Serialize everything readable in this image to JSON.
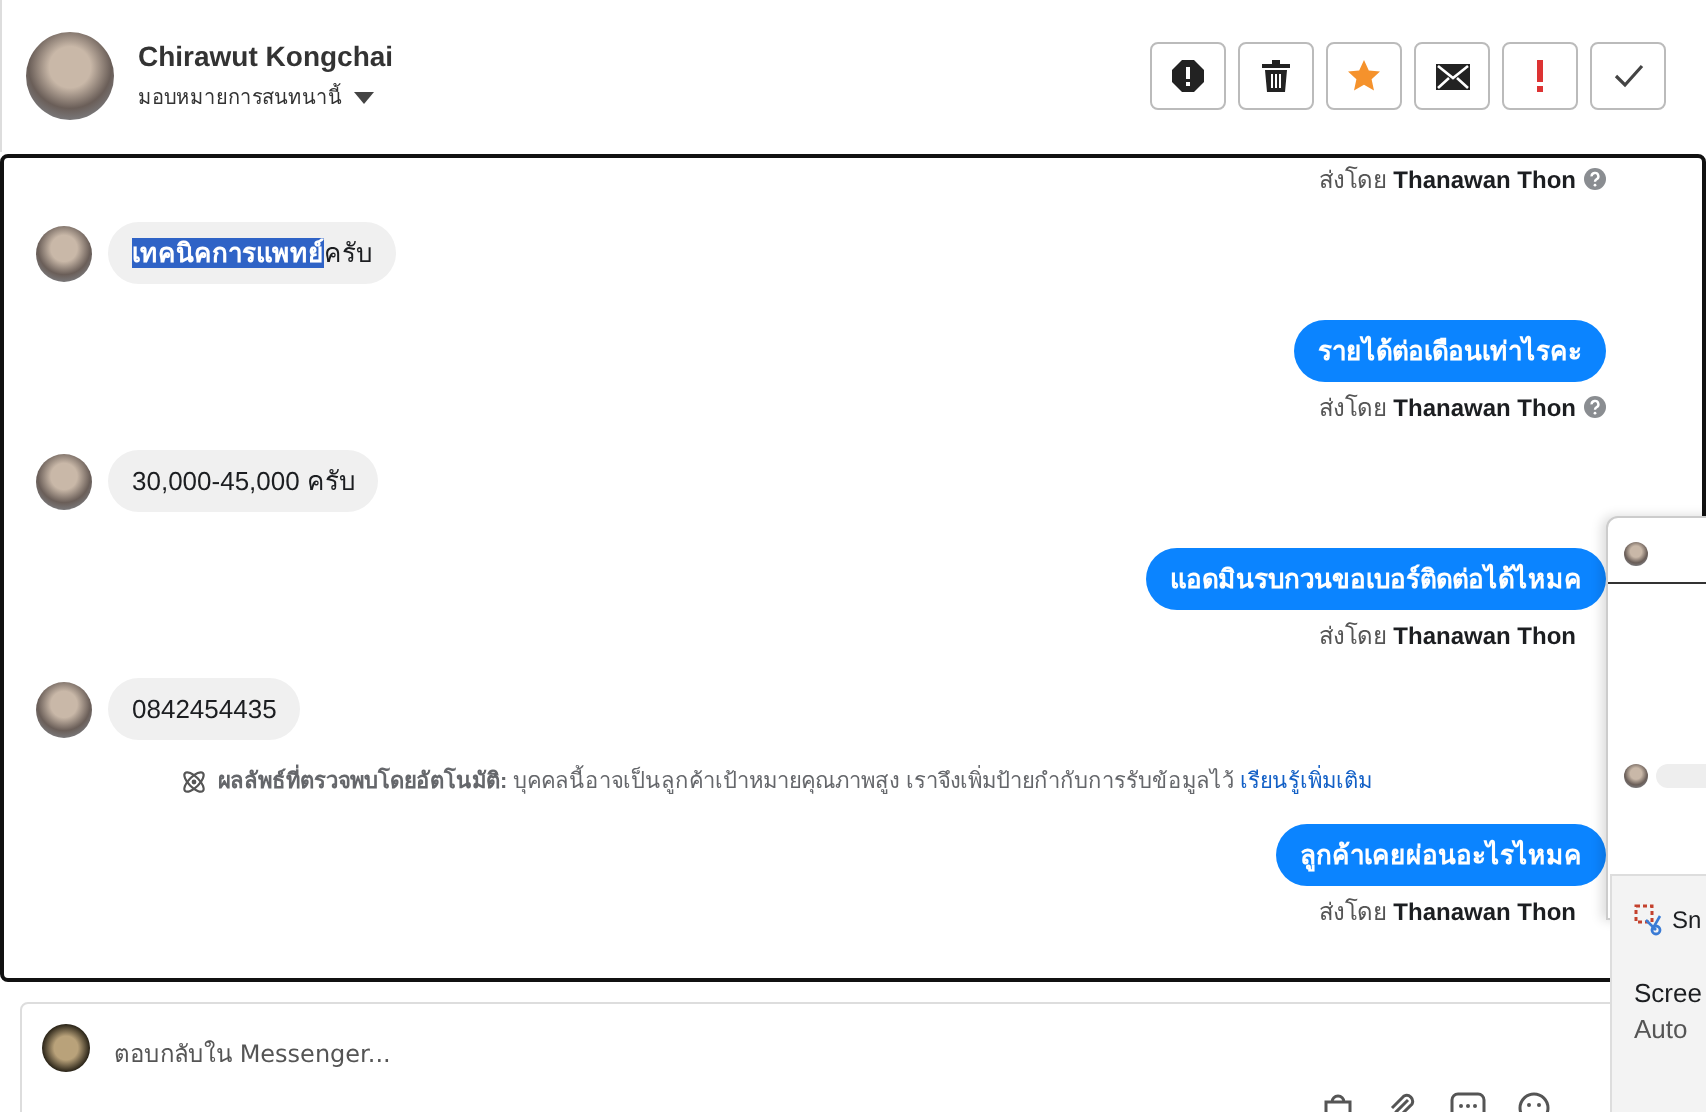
{
  "header": {
    "name": "Chirawut Kongchai",
    "assign_label": "มอบหมายการสนทนานี้"
  },
  "actions": [
    {
      "kind": "spam"
    },
    {
      "kind": "delete"
    },
    {
      "kind": "star"
    },
    {
      "kind": "unread"
    },
    {
      "kind": "important"
    },
    {
      "kind": "done"
    }
  ],
  "messages": [
    {
      "kind": "sender",
      "prefix": "ส่งโดย",
      "name": "Thanawan Thon",
      "info_icon": true
    },
    {
      "kind": "received",
      "parts": [
        {
          "text": "เทคนิคการแพทย์",
          "selected": true
        },
        {
          "text": "ครับ",
          "selected": false
        }
      ]
    },
    {
      "kind": "sent",
      "text": "รายได้ต่อเดือนเท่าไรคะ"
    },
    {
      "kind": "sender",
      "prefix": "ส่งโดย",
      "name": "Thanawan Thon",
      "info_icon": true
    },
    {
      "kind": "received",
      "parts": [
        {
          "text": "30,000-45,000 ครับ",
          "selected": false
        }
      ]
    },
    {
      "kind": "sent",
      "text": "แอดมินรบกวนขอเบอร์ติดต่อได้ไหมค"
    },
    {
      "kind": "sender",
      "prefix": "ส่งโดย",
      "name": "Thanawan Thon",
      "info_icon": false
    },
    {
      "kind": "received",
      "parts": [
        {
          "text": "0842454435",
          "selected": false
        }
      ]
    },
    {
      "kind": "notice",
      "text": "**ผลลัพธ์ที่ตรวจพบโดยอัตโนมัติ:** บุคคลนี้อาจเป็นลูกค้าเป้าหมายคุณภาพสูง เราจึงเพิ่มป้ายกำกับการรับข้อมูลไว้",
      "link": "เรียนรู้เพิ่มเติม"
    },
    {
      "kind": "sent",
      "text": "ลูกค้าเคยผ่อนอะไรไหมค"
    },
    {
      "kind": "sender",
      "prefix": "ส่งโดย",
      "name": "Thanawan Thon",
      "info_icon": false
    }
  ],
  "composer": {
    "placeholder": "ตอบกลับใน Messenger..."
  },
  "notification": {
    "app": "Sn",
    "title": "Scree",
    "body": "Auto"
  }
}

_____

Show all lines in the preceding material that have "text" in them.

RESULT OF THIS EXERCISE:
          "text": "เทคนิคการแพทย์",
          "text": "ครับ",
      "text": "รายได้ต่อเดือนเท่าไรคะ"
          "text": "30,000-45,000 ครับ",
      "text": "แอดมินรบกวนขอเบอร์ติดต่อได้ไหมค"
          "text": "0842454435",
      "text": "**ผลลัพธ์ที่ตรวจพบโดยอัตโนมัติ:** บุคคลนี้อาจเป็นลูกค้าเป้าหมายคุณภาพสูง เราจึงเพิ่มป้ายกำกับการรับข้อมูลไว้",
      "text": "ลูกค้าเคยผ่อนอะไรไหมค"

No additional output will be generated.